(Dataset rows for apps and sites)
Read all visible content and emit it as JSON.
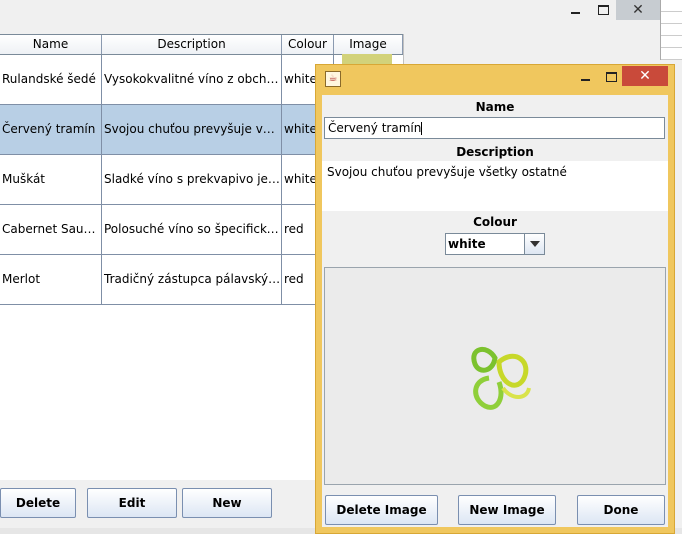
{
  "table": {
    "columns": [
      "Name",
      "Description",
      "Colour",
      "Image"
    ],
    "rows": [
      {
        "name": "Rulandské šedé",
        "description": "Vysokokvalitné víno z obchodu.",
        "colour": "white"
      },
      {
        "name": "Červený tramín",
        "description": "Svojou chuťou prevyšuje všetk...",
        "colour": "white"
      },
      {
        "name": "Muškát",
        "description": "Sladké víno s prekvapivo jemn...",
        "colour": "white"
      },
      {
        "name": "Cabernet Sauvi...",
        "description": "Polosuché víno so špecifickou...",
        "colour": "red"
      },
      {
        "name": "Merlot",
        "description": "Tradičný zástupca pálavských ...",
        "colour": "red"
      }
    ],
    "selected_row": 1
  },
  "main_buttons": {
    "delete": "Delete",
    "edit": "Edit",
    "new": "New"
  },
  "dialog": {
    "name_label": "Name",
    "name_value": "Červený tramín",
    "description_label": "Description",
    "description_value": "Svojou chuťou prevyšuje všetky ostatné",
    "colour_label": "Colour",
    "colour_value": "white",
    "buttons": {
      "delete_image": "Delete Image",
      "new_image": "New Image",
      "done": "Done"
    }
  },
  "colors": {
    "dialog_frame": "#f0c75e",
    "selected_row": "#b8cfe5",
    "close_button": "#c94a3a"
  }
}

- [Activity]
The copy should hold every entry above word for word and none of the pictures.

- [Your response]
Read all visible content and emit it as JSON.
{
  "table": {
    "columns": [
      "Name",
      "Description",
      "Colour",
      "Image"
    ],
    "rows": [
      {
        "name": "Rulandské šedé",
        "description": "Vysokokvalitné víno z obchodu.",
        "colour": "white"
      },
      {
        "name": "Červený tramín",
        "description": "Svojou chuťou prevyšuje všetk...",
        "colour": "white"
      },
      {
        "name": "Muškát",
        "description": "Sladké víno s prekvapivo jemn...",
        "colour": "white"
      },
      {
        "name": "Cabernet Sauvi...",
        "description": "Polosuché víno so špecifickou...",
        "colour": "red"
      },
      {
        "name": "Merlot",
        "description": "Tradičný zástupca pálavských ...",
        "colour": "red"
      }
    ],
    "selected_row": 1
  },
  "main_buttons": {
    "delete": "Delete",
    "edit": "Edit",
    "new": "New"
  },
  "dialog": {
    "name_label": "Name",
    "name_value": "Červený tramín",
    "description_label": "Description",
    "description_value": "Svojou chuťou prevyšuje všetky ostatné",
    "colour_label": "Colour",
    "colour_value": "white",
    "buttons": {
      "delete_image": "Delete Image",
      "new_image": "New Image",
      "done": "Done"
    }
  },
  "colors": {
    "dialog_frame": "#f0c75e",
    "selected_row": "#b8cfe5",
    "close_button": "#c94a3a"
  }
}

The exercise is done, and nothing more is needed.